It doesn’t end there. OK, so this is from a Fleet Street tabloid so it didn’t make it to page three but The Sun’s “Exclusive” exposed that you can buy the nerve agent, Polonium, used in 21st century “spy hits”, on the dark web.
Meanwhile even, YouTube is feeling lashes from dark web gimps as trolls launch anonymous attacks that push out extreme right wing political videos from behind the digital curtain.
Of course, no subject under discussion by the media today is devoid of being just one displacement from Donald J. Trump. It would appear as though his rhetoric and action against opioid abuse has a direct correlation to the rise of drug sales via the underbelly of the internet.
Irrespective of the efforts of law enforcement and national security agencies, it would seem that the forces of the dark side are always more than one step ahead.
Just as there are evil villains and super heroes in comic books, so too will you find in the shadowy digital realm. Not everyone on the dark web is evil. There are some good guys too.
For those who fear their identity data may have been compromised, one Cincinnati tech firm is building a business model based on giving people tools to identify whether their personal information is being sold on the dark web.
Our good friends at NBN Co. recently released a report on the future demand for fixed line broadband in Australia which many commentators said was seriously flawed.
Apart from the fact it is so sad that the Minister in charge of NBN still thinks that the only value in it is to watch Netflix and have skype conversations, demand is unfortunately dictated by supply and there is no urgency by NBN to offer even basic service level agreements.
Another concerning factor about the NBN is how a digital divide is developing along existing socio-economic disparity. When it comes to opportunities for all Australians in the future, it is not just money that some will have, and some will have not, the quality of telecommunications services will also be disparate.
There’s an old saying that says there are three types of mistruths; Lies, damn lies and statistics.
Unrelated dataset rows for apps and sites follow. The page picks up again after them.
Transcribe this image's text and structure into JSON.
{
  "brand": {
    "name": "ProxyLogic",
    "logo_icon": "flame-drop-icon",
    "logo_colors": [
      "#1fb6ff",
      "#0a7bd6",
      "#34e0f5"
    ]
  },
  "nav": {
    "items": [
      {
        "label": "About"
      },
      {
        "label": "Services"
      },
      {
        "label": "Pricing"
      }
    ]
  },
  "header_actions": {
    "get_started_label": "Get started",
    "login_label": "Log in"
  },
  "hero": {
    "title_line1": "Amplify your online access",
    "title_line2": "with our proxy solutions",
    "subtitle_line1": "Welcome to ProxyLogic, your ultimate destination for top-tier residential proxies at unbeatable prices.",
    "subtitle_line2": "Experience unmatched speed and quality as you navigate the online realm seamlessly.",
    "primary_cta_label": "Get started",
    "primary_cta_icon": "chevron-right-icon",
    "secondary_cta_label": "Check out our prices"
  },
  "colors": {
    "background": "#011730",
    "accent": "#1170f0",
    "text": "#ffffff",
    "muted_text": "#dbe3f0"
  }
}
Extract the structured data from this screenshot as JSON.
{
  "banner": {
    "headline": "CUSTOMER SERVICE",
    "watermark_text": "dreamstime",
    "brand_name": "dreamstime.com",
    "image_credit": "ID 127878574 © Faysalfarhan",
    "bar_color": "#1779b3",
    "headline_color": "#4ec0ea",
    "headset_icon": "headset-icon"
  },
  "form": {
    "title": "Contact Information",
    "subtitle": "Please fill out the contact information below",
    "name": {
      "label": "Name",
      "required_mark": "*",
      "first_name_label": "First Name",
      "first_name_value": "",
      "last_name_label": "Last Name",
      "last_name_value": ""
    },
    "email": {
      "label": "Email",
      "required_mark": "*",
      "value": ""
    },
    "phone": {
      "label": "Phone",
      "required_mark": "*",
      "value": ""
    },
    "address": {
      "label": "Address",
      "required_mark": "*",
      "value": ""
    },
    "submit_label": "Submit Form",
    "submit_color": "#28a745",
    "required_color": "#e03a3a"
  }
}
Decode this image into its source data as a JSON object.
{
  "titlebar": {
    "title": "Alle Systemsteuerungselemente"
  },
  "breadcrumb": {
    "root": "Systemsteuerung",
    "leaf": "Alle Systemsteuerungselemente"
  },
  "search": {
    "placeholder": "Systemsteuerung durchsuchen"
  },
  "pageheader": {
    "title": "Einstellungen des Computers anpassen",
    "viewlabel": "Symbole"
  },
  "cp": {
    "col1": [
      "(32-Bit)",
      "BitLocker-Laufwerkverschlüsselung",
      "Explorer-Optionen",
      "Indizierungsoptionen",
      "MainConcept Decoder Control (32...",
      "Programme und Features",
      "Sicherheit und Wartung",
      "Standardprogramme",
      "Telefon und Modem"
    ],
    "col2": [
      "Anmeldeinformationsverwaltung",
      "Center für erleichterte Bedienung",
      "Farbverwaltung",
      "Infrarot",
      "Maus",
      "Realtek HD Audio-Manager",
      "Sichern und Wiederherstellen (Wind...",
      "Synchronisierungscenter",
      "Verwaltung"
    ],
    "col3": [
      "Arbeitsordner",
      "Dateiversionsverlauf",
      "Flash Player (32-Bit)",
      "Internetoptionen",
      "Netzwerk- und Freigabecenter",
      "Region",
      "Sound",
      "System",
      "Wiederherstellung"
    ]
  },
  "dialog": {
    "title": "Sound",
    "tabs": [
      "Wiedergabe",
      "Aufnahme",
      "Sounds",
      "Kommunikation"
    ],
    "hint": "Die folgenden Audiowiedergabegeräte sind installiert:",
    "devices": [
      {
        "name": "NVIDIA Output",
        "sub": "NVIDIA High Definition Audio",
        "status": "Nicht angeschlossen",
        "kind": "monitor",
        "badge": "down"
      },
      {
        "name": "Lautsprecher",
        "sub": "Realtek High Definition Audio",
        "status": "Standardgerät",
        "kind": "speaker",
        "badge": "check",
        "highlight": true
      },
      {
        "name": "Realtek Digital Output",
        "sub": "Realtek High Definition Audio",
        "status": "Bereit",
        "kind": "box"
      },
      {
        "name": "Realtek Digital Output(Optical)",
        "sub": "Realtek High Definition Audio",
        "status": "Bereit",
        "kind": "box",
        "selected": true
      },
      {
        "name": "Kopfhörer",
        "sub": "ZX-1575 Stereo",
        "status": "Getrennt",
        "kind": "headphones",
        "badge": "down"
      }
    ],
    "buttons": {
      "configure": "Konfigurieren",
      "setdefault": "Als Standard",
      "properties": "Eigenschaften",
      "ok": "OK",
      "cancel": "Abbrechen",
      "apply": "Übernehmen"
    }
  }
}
NBN Co. likes to play ducks and drakes with stats and terminology and recently refused to disclose its cheapest connection costs using a technicality to avoid the issue.
At the end of the day, it is all about pushing up the average revenue per user just like any other commercial entity instead of being about critical public infrastructure but of course, there is no problems getting the very best possible NBN if you are the PM and/or very rich.
As NBN strategy and leadership slowly staggers from debacle to incompetence there’s every chance that it faces irrelevance in some areas as local communities and civic authorities take matters into their own hands and look at building faster, cheaper alternatives. Telstra’s 5G service is going to be an interesting competitor as well and that’s probably getting first services and products in 2019.
With NBN claiming that it has now sorted its HFC troubles with all the required fixes tried and tested, it is not helping to convince punters that this is an organisation they want to do business with as take-up rate slips below 39 per cent.
So, all good in the NBN world.
Aside from innovators and billionaires, the closest beings we have to rock stars in the IT industry are CIOs. They’ve got big jobs, lots of responsibility for business outcomes and I’d imagine truckloads of stress.
This expectation to drive a business into the future comes with KPIs, metrics, internal politics, business continuity risk and bean-counted bottom lines. There is, however, also reward for those who excel at their job. There were some big CIO changes over the last 12 months that reflected the dynamic nature of the game at the top of this profession.
Maybe it is up to our billionaires to save us from the fossil fuel and deforestation bandits.